Philosophy vs. Science/was Re: ExI = Truth First ?

Technotranscendence (
Sat, 16 May 1998 10:37:00 -0400 (EDT)

At 07:40 AM 5/16/98 -0500, ChuckKuecker <> wrote:
>Scientific truth: experiments can be devised and performed that give the
>same asnwer again and again, with some statistical variances. All can agree
>on the results. No opinions are needed.

I agree that repeatability and transparency are a big part of science.

>Scientific truths are absolute, be they 'useful' or not.

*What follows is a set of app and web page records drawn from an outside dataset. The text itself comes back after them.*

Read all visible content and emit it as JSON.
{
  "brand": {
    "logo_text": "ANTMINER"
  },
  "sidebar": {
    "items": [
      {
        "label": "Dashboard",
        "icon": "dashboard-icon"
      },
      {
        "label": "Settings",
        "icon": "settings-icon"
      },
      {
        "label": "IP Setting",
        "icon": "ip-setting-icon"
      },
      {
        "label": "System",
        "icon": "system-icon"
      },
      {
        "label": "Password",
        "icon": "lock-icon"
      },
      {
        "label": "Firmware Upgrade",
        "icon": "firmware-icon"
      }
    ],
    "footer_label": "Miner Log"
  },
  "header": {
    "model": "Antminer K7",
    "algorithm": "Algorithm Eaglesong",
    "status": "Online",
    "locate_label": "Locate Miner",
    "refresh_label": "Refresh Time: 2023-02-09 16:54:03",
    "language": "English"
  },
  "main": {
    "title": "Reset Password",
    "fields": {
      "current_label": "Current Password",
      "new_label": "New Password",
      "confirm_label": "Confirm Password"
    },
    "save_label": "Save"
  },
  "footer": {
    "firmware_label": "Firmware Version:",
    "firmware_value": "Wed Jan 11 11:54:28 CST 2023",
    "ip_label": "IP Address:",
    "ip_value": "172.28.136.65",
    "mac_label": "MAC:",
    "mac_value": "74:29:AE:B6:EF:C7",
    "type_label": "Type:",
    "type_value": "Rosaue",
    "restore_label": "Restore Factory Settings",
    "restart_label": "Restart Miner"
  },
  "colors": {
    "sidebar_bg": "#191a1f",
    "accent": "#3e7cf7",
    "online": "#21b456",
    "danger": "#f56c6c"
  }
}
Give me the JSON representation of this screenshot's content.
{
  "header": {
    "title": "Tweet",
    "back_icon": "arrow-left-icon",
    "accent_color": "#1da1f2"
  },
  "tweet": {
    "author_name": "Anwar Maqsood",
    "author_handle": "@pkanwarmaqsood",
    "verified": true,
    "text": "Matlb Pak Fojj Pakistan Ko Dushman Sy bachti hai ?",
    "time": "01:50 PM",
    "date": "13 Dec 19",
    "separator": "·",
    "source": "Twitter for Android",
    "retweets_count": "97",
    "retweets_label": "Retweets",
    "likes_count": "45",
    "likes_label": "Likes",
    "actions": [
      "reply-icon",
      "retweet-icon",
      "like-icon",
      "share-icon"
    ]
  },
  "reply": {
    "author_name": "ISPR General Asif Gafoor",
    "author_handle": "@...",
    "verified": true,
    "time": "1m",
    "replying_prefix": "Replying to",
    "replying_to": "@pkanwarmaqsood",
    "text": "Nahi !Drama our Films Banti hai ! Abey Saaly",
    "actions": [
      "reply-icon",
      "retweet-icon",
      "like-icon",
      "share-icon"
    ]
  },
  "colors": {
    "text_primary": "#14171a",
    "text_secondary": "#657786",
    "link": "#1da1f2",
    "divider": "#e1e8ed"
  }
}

I agree in regards to truth of any flavor. I do think that one can't put any
adjective before truth and mean what is commonly meant by truth -- which
I take to be when an idea corresponds to existence. Thus, "religious
truths" and "mythical truths" are either oxymorons or metaphors or something
other than a literal interpretation of the term would have you believe.

>Philosophic truth: beliefs, tenets of religions, political platforms.
>Impossible to cleanly define what the 'truth' is for any but a small group
>of like minded poeple.
>Usefulness of this kind of truth is directly related to who you talk to..

The problem here, of course, is that your view of scientific truth is a
philosophy. You believe certain truths are on firmer grounds than
others and we should focus on these. Is this not a philosophy? It
seeks to define and guide inquiry into what is true and even has
a value system inherent in it.

I do not think truth is completely separable into neat areas -- science,
philosophy, politics, ect. I think philosophy is basic beliefs. By "basic
beliefs," I mean stuff like the nature of existence and of knowledge.
I consider these the What and the How of philosophy. The nature
of existence tells us, in general (because the sciences and history
tell us specific facts) what is, while the nature of knowledge would
give us methods of knowing as such (whether of general or specific

Does anyone agree with me here?


Daniel Ust